The Cambridge Independent has also learned that some patients are turning up at A&E after struggling to get face-to-face appointments at GP surgeries.
But the CCG says practices are working “tirelessly to respond to a significant growth in demand”.
Dr Gary Howsam, chair of the CCG, said: “GP practices continue to work tirelessly to respond to a significant growth in demand for their services, whilst ensuring they provide care safely to protect both patients and their staff. Our practices are providing face-to-face appointments where requested or clinically appropriate, combined with telephone and online appointments to help make primary care services as accessible to everyone as possible.”
Many practices continue to offer patients a telephone or online triage appointment in the first instance, which can lead to a face-to-face appointment where requested or clinically appropriate.
GP practices in the area in July held 422,973 appointments, of which 234,446 (55 per cent) were face-to-face, with practices taking between 35,000 and 40,000 calls per day between them – more than one million a month.
Cambridgeshire County Council, which co-ordinates public health in the county, said it is working with the NHS, who are planning for these infections to increase this winter and promoting good respiratory – catch-it, bin it, kill it - and hand hygiene messages through schools and early years settings.
A spokesperson said: “The general public health measures we are recommending include good hygiene, ventilation, cleaning, stay at home if unwell and promoting the uptake of flu and Covid vaccinations to eligible children. This should reduce the number of non-covid viral infections as well.
“However, children have not had these infections last winter so immunity may have waned and we could see higher rates of other viral infections as restrictions are lifted and they mix more.”
The county said it was hosting regular meetings with the acute trusts, community services, the CCG and local authority children’s public health teams are in place.
Addenbrooke’s Hospital continues to see an extremely high demand with pictures circulating on social media of people sitting waiting on chairs outside the A&E department.
A CUH spokesperson said: “We apologise to patients who have had to wait longer than we would like for treatment. Our emergency department has been experiencing extremely high demand. In addition, because of Covid safety and social distancing, the emergency department has a reduced number of treatment spaces and seats in waiting areas.
“Any patients waiting to enter the department are reviewed by a registered nurse who will quickly prioritise those with the greatest need.”
The spokesperson added: “Please support your NHS by using the right service at the right time, so that our emergency departments can keep providing care for people who have a genuinely urgent or emergency healthcare need.

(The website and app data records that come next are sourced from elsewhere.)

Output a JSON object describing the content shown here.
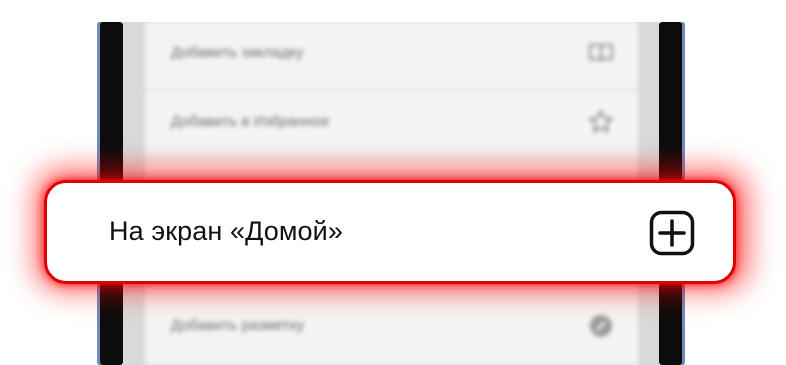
{
  "menu": {
    "items": [
      {
        "label": "Добавить закладку",
        "icon": "book-icon"
      },
      {
        "label": "Добавить в Избранное",
        "icon": "star-icon"
      },
      {
        "label": "",
        "icon": ""
      },
      {
        "label": "Добавить разметку",
        "icon": "markup-icon"
      }
    ]
  },
  "highlighted": {
    "label": "На экран «Домой»",
    "icon": "plus-square-icon",
    "outline_color": "#e00000"
  }
}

If you are unsure where to go for help, visit 111 online or call NHS 111.”
NHS England began planning for the potential rise in paediatric respiratory infections in April 2021, with paediatric units bringing forward their usual winter planning, escalation and emergency processes which will support an increased capacity in terms of beds, workforce and ward supplies.
Meanwhile, a letter to parents from the county’s education director, Jonathan Lewis, this week warned that schools may have to “step up measures” to help tackle Covid-19 transmission.

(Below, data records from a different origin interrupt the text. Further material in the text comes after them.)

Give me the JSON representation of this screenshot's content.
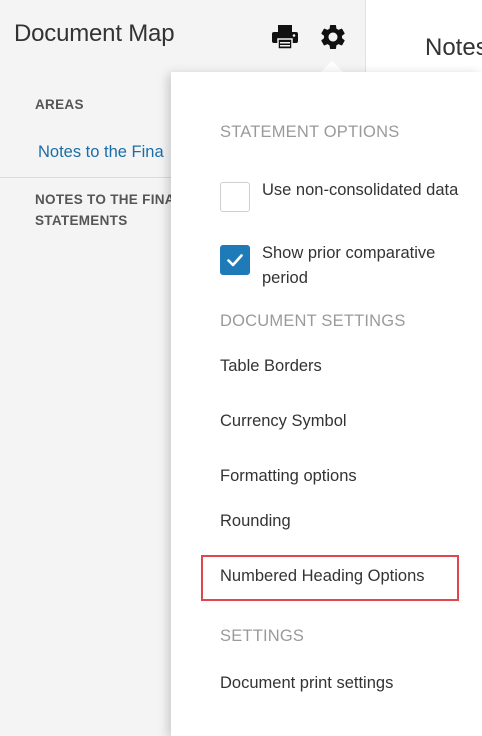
{
  "sidebar": {
    "title": "Document Map",
    "areas_heading": "AREAS",
    "areas_link": "Notes to the Fina",
    "notes_heading": "NOTES TO THE FINA STATEMENTS"
  },
  "toolbar": {
    "print_icon": "printer-icon",
    "settings_icon": "gear-icon"
  },
  "main": {
    "title": "Notes"
  },
  "dropdown": {
    "statement_heading": "STATEMENT OPTIONS",
    "options": [
      {
        "label": "Use non-consolidated data",
        "checked": false
      },
      {
        "label": "Show prior comparative period",
        "checked": true
      }
    ],
    "document_heading": "DOCUMENT SETTINGS",
    "document_items": [
      "Table Borders",
      "Currency Symbol",
      "Formatting options",
      "Rounding",
      "Numbered Heading Options"
    ],
    "settings_heading": "SETTINGS",
    "settings_items": [
      "Document print settings"
    ]
  },
  "colors": {
    "accent": "#1f7ab8",
    "link": "#1a6ea8",
    "highlight": "#e0474c"
  }
}
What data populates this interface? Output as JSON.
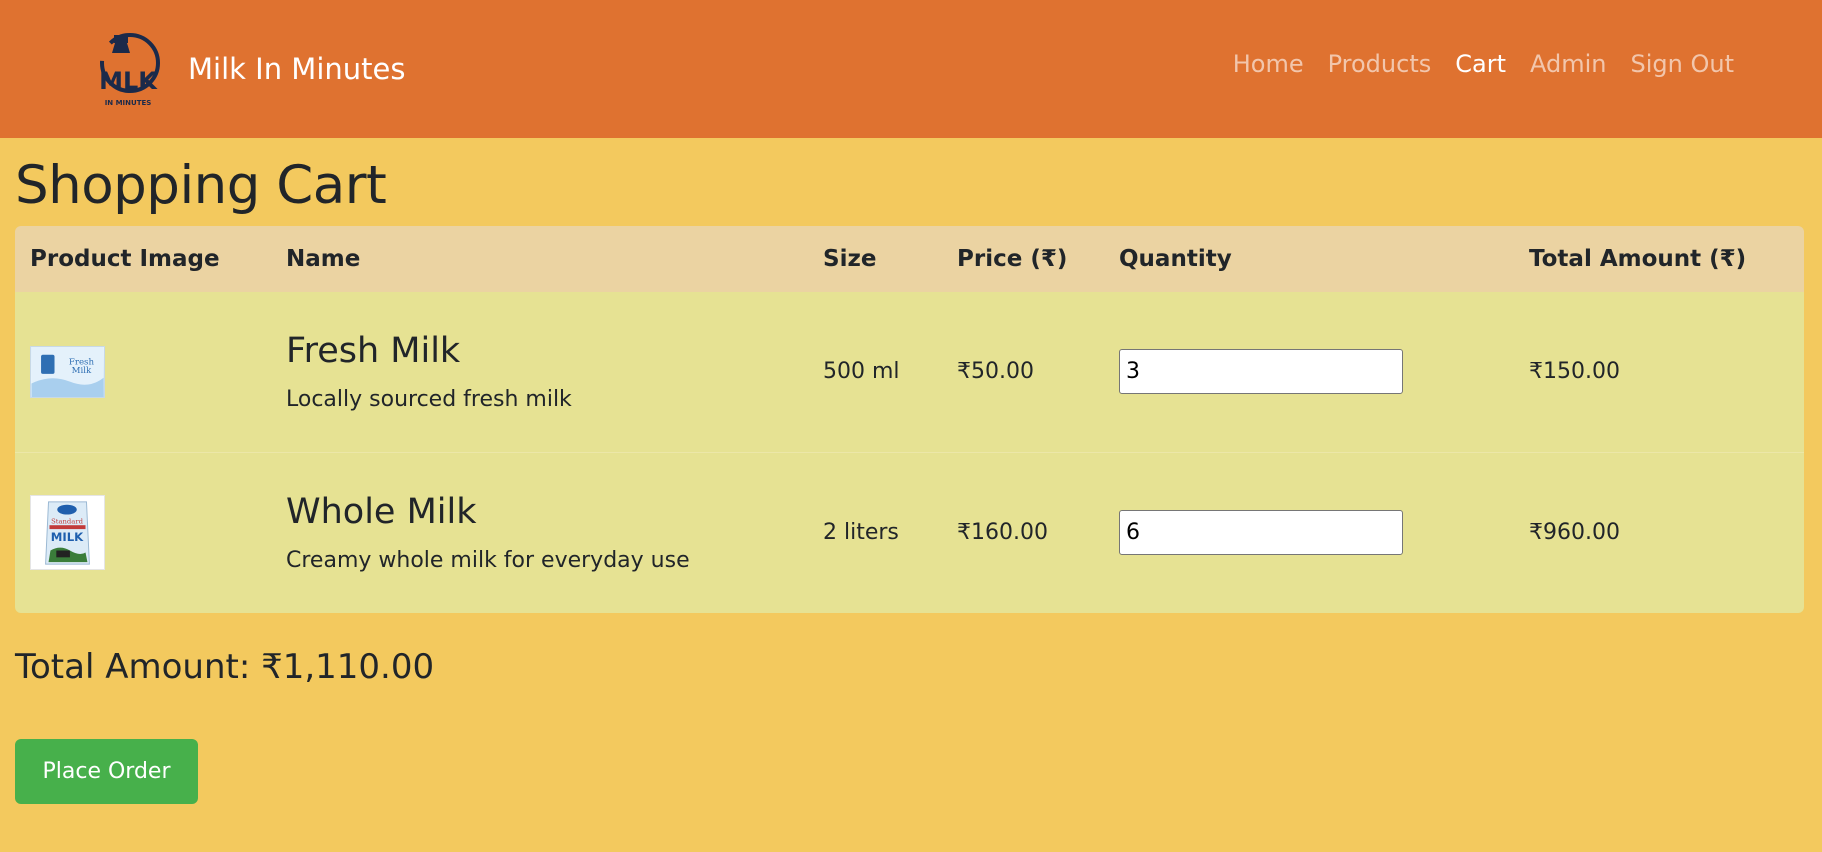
{
  "brand": {
    "name": "Milk In Minutes",
    "logo_text": "MILK",
    "logo_sub": "IN MINUTES"
  },
  "nav": {
    "items": [
      {
        "label": "Home",
        "active": false
      },
      {
        "label": "Products",
        "active": false
      },
      {
        "label": "Cart",
        "active": true
      },
      {
        "label": "Admin",
        "active": false
      },
      {
        "label": "Sign Out",
        "active": false
      }
    ]
  },
  "page_title": "Shopping Cart",
  "table": {
    "headers": [
      "Product Image",
      "Name",
      "Size",
      "Price (₹)",
      "Quantity",
      "Total Amount (₹)"
    ],
    "rows": [
      {
        "image_icon": "fresh-milk-image",
        "name": "Fresh Milk",
        "description": "Locally sourced fresh milk",
        "size": "500 ml",
        "price": "₹50.00",
        "quantity": "3",
        "total": "₹150.00"
      },
      {
        "image_icon": "whole-milk-image",
        "name": "Whole Milk",
        "description": "Creamy whole milk for everyday use",
        "size": "2 liters",
        "price": "₹160.00",
        "quantity": "6",
        "total": "₹960.00"
      }
    ]
  },
  "total_amount": "Total Amount: ₹1,110.00",
  "place_order_label": "Place Order",
  "colors": {
    "navbar": "#df7230",
    "background": "#f3c95e",
    "table_header": "#ebd3a2",
    "table_row": "#e6e293",
    "button": "#47b04b"
  }
}
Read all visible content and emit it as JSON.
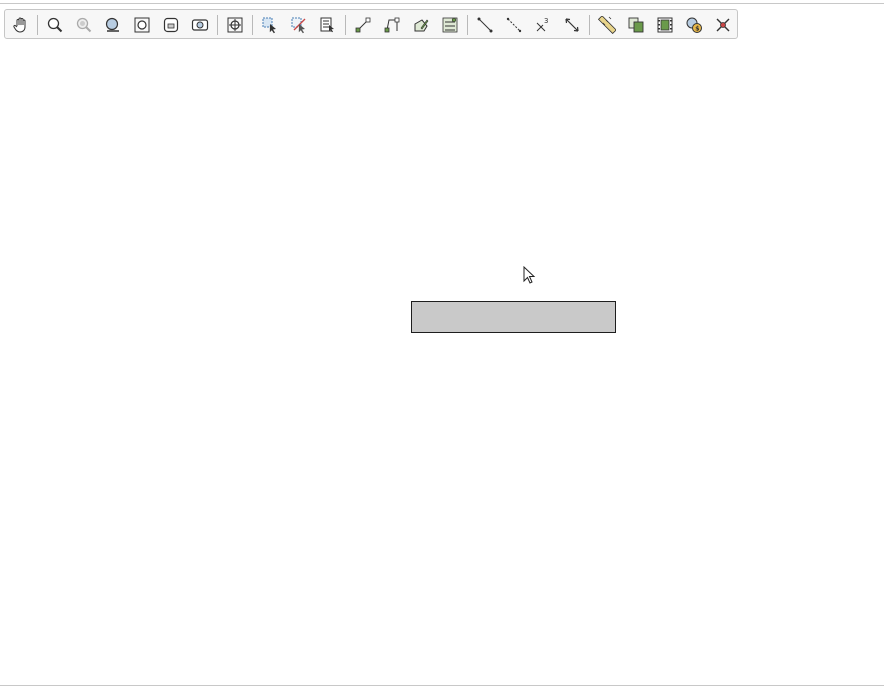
{
  "toolbar": {
    "name": "map-navigation-toolbar",
    "tools": [
      {
        "name": "pan-icon"
      },
      {
        "name": "zoom-in-icon"
      },
      {
        "name": "zoom-out-icon"
      },
      {
        "name": "zoom-to-selection-icon"
      },
      {
        "name": "zoom-full-icon"
      },
      {
        "name": "zoom-to-layer-icon"
      },
      {
        "name": "zoom-to-native-resolution-icon"
      },
      {
        "name": "pan-to-selection-icon"
      },
      {
        "name": "select-features-icon"
      },
      {
        "name": "deselect-features-icon"
      },
      {
        "name": "select-by-expression-icon"
      },
      {
        "name": "digitize-point-icon"
      },
      {
        "name": "digitize-line-icon"
      },
      {
        "name": "digitize-polygon-icon"
      },
      {
        "name": "vertex-tool-icon"
      },
      {
        "name": "measure-line-icon"
      },
      {
        "name": "measure-segment-icon"
      },
      {
        "name": "measure-3d-icon"
      },
      {
        "name": "measure-distance-icon"
      },
      {
        "name": "ruler-icon"
      },
      {
        "name": "copy-features-icon"
      },
      {
        "name": "film-strip-icon"
      },
      {
        "name": "map-tips-icon"
      },
      {
        "name": "delete-selected-icon"
      }
    ]
  },
  "canvas": {
    "box_fill": "#c9c9c9",
    "box_border": "#1e1e1e"
  },
  "colors": {
    "toolbar_bg": "#f7f7f7",
    "toolbar_border": "#c6c6c6",
    "icon_dark": "#333333",
    "icon_blue": "#4a7fb5",
    "icon_green": "#6a9a4a",
    "icon_red": "#c84646"
  }
}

“This may include reintroducing temporary measures that you will be familiar with, including the wearing of face coverings and individual classes being ringfenced from other groups within the school in shared spaces,” he wrote.
“Please do not be concerned if this happens at your child’s school, it is to reduce the spread of infection and for children to continue with their education.

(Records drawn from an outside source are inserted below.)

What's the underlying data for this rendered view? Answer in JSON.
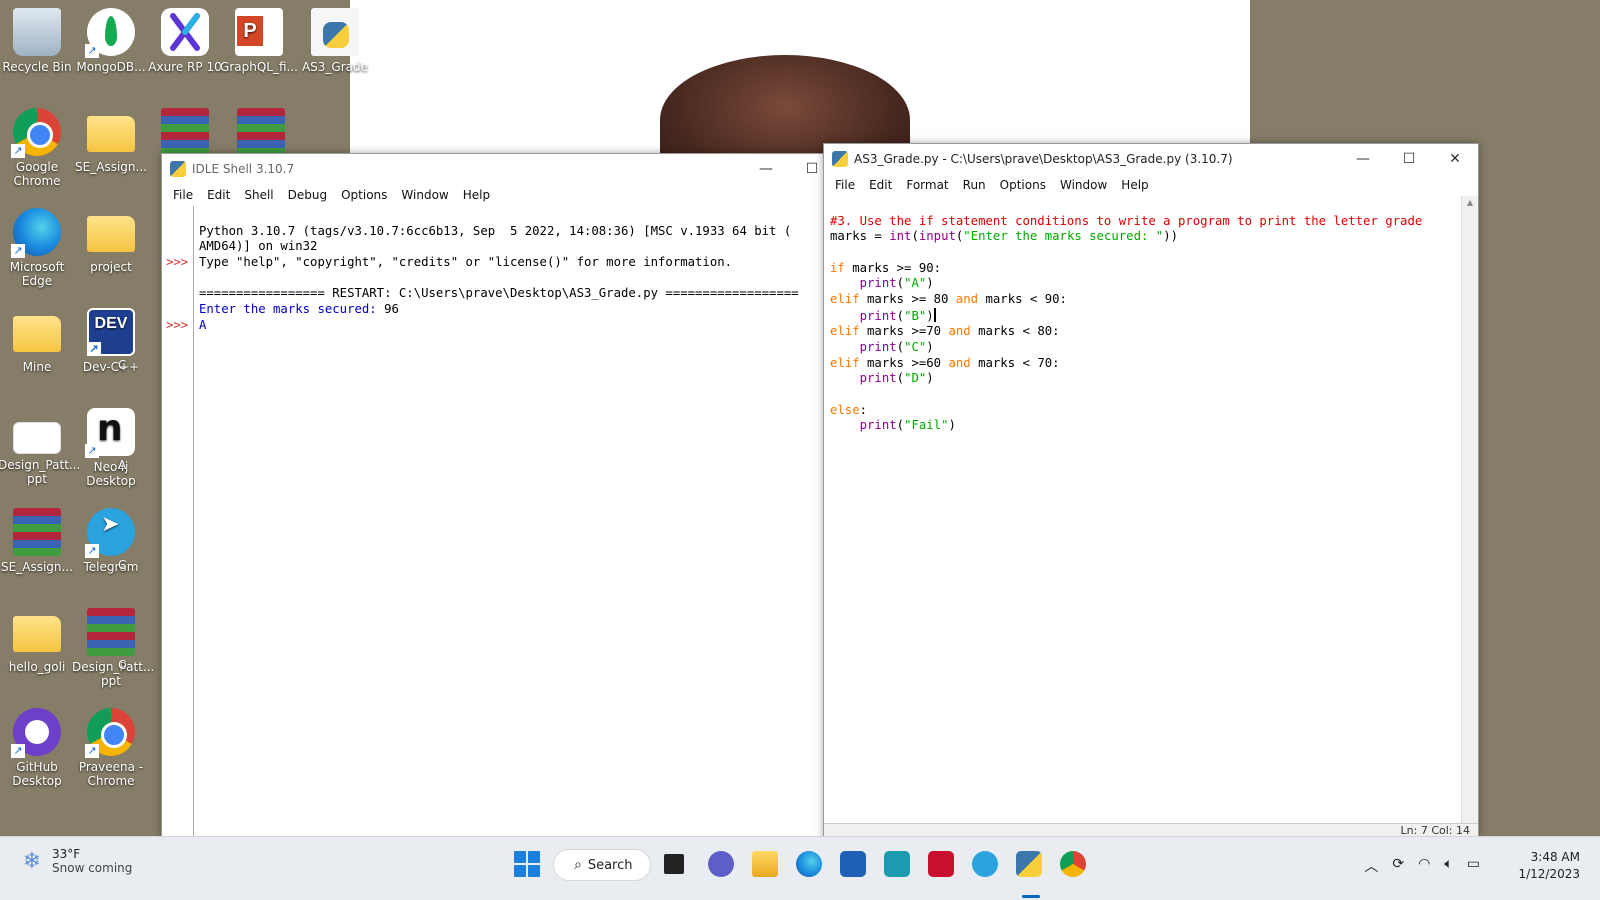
{
  "desktop": {
    "icons": [
      {
        "label": "Recycle Bin"
      },
      {
        "label": "MongoDB..."
      },
      {
        "label": "Axure RP 10"
      },
      {
        "label": "GraphQL_fi..."
      },
      {
        "label": "AS3_Grade"
      },
      {
        "label": "Google Chrome"
      },
      {
        "label": "SE_Assign..."
      },
      {
        "label": "Microsoft Edge"
      },
      {
        "label": "project"
      },
      {
        "label": "Mine"
      },
      {
        "label": "Dev-C++"
      },
      {
        "label": "Design_Patt... ppt"
      },
      {
        "label": "Neo4j Desktop"
      },
      {
        "label": "SE_Assign..."
      },
      {
        "label": "Telegram"
      },
      {
        "label": "hello_goli"
      },
      {
        "label": "Design_Patt... ppt"
      },
      {
        "label": "GitHub Desktop"
      },
      {
        "label": "Praveena - Chrome"
      }
    ],
    "dev_icon_text": "DEV",
    "cut_off_letters": [
      "C",
      "A",
      "C",
      "C"
    ]
  },
  "shell": {
    "title": "IDLE Shell 3.10.7",
    "menu": [
      "File",
      "Edit",
      "Shell",
      "Debug",
      "Options",
      "Window",
      "Help"
    ],
    "prompt": ">>>",
    "lines": [
      "Python 3.10.7 (tags/v3.10.7:6cc6b13, Sep  5 2022, 14:08:36) [MSC v.1933 64 bit (",
      "AMD64)] on win32",
      "Type \"help\", \"copyright\", \"credits\" or \"license()\" for more information.",
      "",
      "================= RESTART: C:\\Users\\prave\\Desktop\\AS3_Grade.py ==================",
      "Enter the marks secured: ",
      "A"
    ],
    "user_input": "96"
  },
  "editor": {
    "title": "AS3_Grade.py - C:\\Users\\prave\\Desktop\\AS3_Grade.py (3.10.7)",
    "menu": [
      "File",
      "Edit",
      "Format",
      "Run",
      "Options",
      "Window",
      "Help"
    ],
    "code": {
      "comment": "#3. Use the if statement conditions to write a program to print the letter grade",
      "l2": {
        "a": "marks = ",
        "int": "int",
        "b": "(",
        "input": "input",
        "c": "(",
        "str": "\"Enter the marks secured: \"",
        "d": "))"
      },
      "if_kw": "if",
      "if_rest": " marks >= 90:",
      "print_kw": "print",
      "pA": "\"A\"",
      "elif_kw": "elif",
      "e1a": " marks >= 80 ",
      "and_kw": "and",
      "e1b": " marks < 90:",
      "pB": "\"B\"",
      "e2a": " marks >=70 ",
      "e2b": " marks < 80:",
      "pC": "\"C\"",
      "e3a": " marks >=60 ",
      "e3b": " marks < 70:",
      "pD": "\"D\"",
      "else_kw": "else",
      "colon": ":",
      "pF": "\"Fail\""
    },
    "status": "Ln: 7   Col: 14"
  },
  "taskbar": {
    "temperature": "33°F",
    "weather_text": "Snow coming",
    "search_label": "Search",
    "time": "3:48 AM",
    "date": "1/12/2023"
  }
}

“Where there are insufficient staff to safely operate the school, we will temporarily move children to remote learning. This will always be a last resort.”